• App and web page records
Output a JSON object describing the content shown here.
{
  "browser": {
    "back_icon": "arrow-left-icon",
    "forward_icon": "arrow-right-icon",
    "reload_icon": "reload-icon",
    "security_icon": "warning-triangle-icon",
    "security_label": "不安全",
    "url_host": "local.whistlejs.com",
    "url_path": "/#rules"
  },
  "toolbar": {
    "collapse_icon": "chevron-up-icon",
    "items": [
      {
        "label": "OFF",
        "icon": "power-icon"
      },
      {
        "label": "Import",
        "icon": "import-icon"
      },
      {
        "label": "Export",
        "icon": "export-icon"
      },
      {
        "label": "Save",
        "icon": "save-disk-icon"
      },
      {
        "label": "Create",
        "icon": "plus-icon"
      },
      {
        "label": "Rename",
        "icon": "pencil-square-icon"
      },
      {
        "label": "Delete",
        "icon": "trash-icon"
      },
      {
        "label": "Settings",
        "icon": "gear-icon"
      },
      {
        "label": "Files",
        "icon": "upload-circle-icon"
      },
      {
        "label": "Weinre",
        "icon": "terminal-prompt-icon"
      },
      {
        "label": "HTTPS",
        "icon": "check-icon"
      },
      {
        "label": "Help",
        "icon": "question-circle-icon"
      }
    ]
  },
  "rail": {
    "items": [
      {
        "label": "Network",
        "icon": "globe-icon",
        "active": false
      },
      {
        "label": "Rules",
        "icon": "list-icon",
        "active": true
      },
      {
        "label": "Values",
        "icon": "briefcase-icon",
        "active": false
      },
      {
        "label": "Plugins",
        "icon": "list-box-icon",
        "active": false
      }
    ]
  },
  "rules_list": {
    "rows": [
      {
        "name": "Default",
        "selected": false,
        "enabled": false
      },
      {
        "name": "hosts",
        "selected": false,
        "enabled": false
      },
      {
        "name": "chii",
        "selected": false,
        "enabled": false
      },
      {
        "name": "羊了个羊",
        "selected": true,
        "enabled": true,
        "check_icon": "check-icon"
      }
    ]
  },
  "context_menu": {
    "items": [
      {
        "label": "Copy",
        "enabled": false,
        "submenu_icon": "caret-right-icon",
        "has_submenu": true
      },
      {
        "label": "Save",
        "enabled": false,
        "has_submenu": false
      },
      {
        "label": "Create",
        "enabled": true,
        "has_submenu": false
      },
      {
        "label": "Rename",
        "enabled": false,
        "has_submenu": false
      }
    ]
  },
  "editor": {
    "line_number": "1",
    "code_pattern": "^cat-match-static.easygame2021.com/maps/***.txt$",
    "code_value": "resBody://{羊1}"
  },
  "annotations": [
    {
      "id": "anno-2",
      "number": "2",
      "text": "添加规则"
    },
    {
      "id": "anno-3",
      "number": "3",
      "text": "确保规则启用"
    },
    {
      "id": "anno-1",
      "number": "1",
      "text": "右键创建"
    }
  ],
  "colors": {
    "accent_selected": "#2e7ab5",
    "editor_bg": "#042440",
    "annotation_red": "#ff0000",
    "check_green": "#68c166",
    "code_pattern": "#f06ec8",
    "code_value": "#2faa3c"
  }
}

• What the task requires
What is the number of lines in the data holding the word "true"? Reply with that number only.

• Answer for this exercise
5